Lisen: I love editing. I’m somewhat of a perfectionist and usually have to go through ten drafts of something before I don’t want to just hit the delete button. I know what makes writing good – as an avid reader I know what sucks me into a world, into the hearts and souls of characters, into the story. But the process to get to that point is long and arduous – like the journey most characters themselves have to embark on. Like those characters, I know I can get there, I just have to put the work in. And that’s why I love editing: To take a bad draft with decent ideas, and salvage them. To take those scraps and re-arrange them into something workable. To scratch out, re-write and re-write again to make something solid. To pound out the bumps and make something smooth. To polish the surfaces, to make it graceful. To add the finishing touches and make it magical. That’s my favorite part, even if it takes days, months or years to get there.
MK: Tell us something useful. A piece of advice, a link to an article you found valuable, a writing reference book you love, etc.
Lisen: There two most useful things I have come across are Stephen King’s On Writing and my writing group (I belong to two).
First, On Writing. I grew up reading Stephen King and really enjoy his earlier works. And On Writing is different from every other ‘how to’ I’ve even glanced at. It’s full of odd advice and personal touches that just really makes you realize how different writing is for everyone. That there’s no one right way to do it. That’s what I think I got out of it the most, and it was something that I really needed to hear.
Second – A writing group. As I said, I belong to two different groups and they are vastly different. The first one I joined was fairly far away from home, and well established. The second one I somehow ended up being a co-organizer for, so I can schedule meetings anywhere I want to (ahhh, the power!). But the best thing about my writing groups is being able to connect with other writers. It is fracking amazing. I have met so many wonderful people who have helped me in so many ways. My groups are a support, a wealth of information and a swift kick in the ass when I need it. Writing has long been depicted as a solitary endeavor, left to those in remote cabins in the woods, or locked away in attics scribbling prose by candlelight. Maybe that was they truth fifty – or even ten – years ago; but today my writing groups are also my lifeline.
MK: What are you working on right now?

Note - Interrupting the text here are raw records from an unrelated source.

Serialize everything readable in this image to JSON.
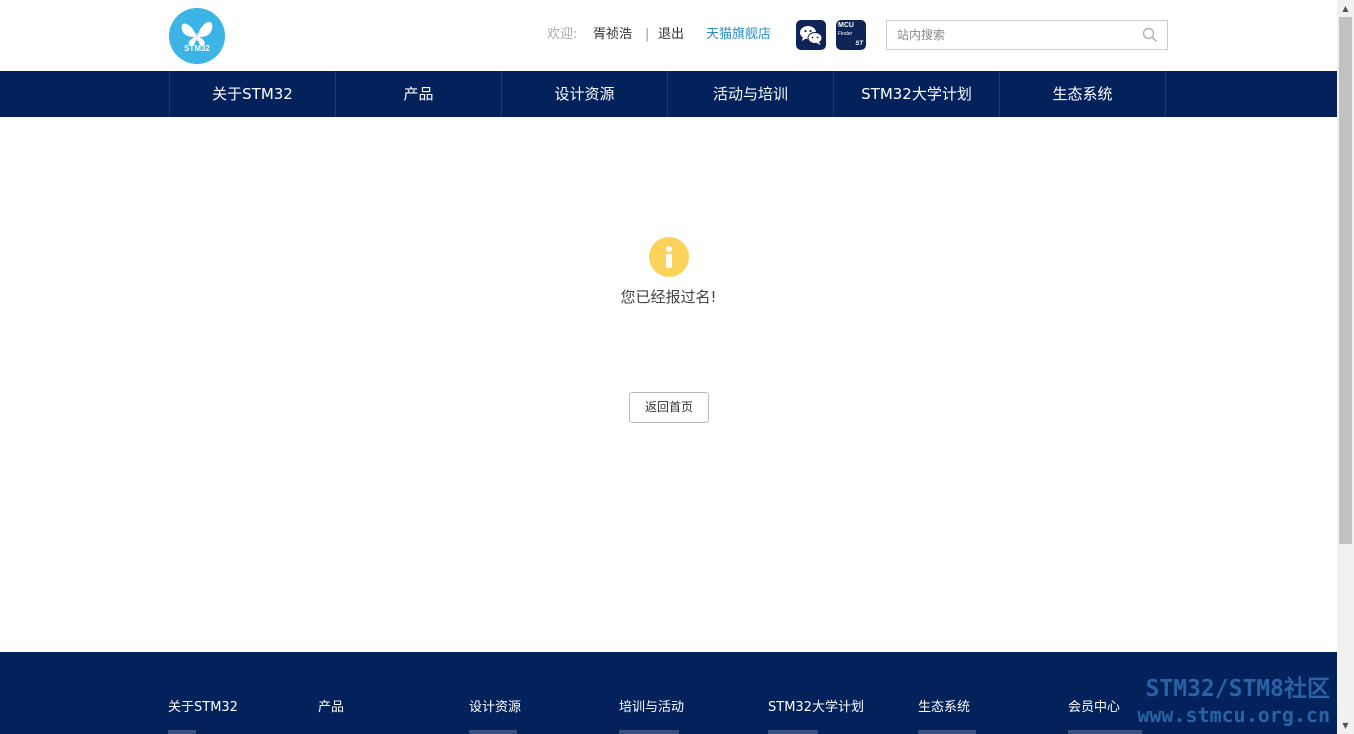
{
  "header": {
    "logo_text": "STM32",
    "welcome_label": "欢迎:",
    "username": "胥祯浩",
    "separator": "|",
    "logout": "退出",
    "tmall_store": "天猫旗舰店",
    "wechat_icon": "wechat-icon",
    "mcu_finder": {
      "line1": "MCU",
      "line2": "Finder",
      "brand": "ST"
    },
    "search": {
      "placeholder": "站内搜索",
      "icon": "search-icon"
    }
  },
  "nav": {
    "items": [
      {
        "label": "关于STM32"
      },
      {
        "label": "产品"
      },
      {
        "label": "设计资源"
      },
      {
        "label": "活动与培训"
      },
      {
        "label": "STM32大学计划"
      },
      {
        "label": "生态系统"
      }
    ]
  },
  "main": {
    "icon": "info-icon",
    "message": "您已经报过名!",
    "back_button": "返回首页"
  },
  "footer": {
    "columns": [
      {
        "title": "关于STM32"
      },
      {
        "title": "产品"
      },
      {
        "title": "设计资源"
      },
      {
        "title": "培训与活动"
      },
      {
        "title": "STM32大学计划"
      },
      {
        "title": "生态系统"
      },
      {
        "title": "会员中心"
      }
    ]
  },
  "watermark": {
    "line1": "STM32/STM8社区",
    "line2": "www.stmcu.org.cn"
  },
  "colors": {
    "nav_bg": "#03215a",
    "logo_bg": "#3cb4e5",
    "info_icon": "#fbd35b",
    "link_blue": "#2d8cc8"
  }
}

Lisen: 2015 finds me really busy from a writing perspective. I am getting ready to seriously query a book I finished back in September of 2013 – it was my first completed MS so I shelved it for a long while to see how I would feel about it a year or so later, and I still loved it – so I have been busily working on query letters, a synopsis and agent research. The story is a middle grade book about Cady Martin, an eleven year old witch who solves supernatural laced mysteries.
Once that fervor dies down, I am really excited to delve back into a YA novel I started drafting for NaNoWriMo 2014. It’s a hot mess right now, but has a lot of potential. Tentatively titled Dark Magicks it centers on an 18 year old girl who lives in a world where magick and evil are intertwined. I would give more of the plot away, but I have a feeling it will change sooner than later!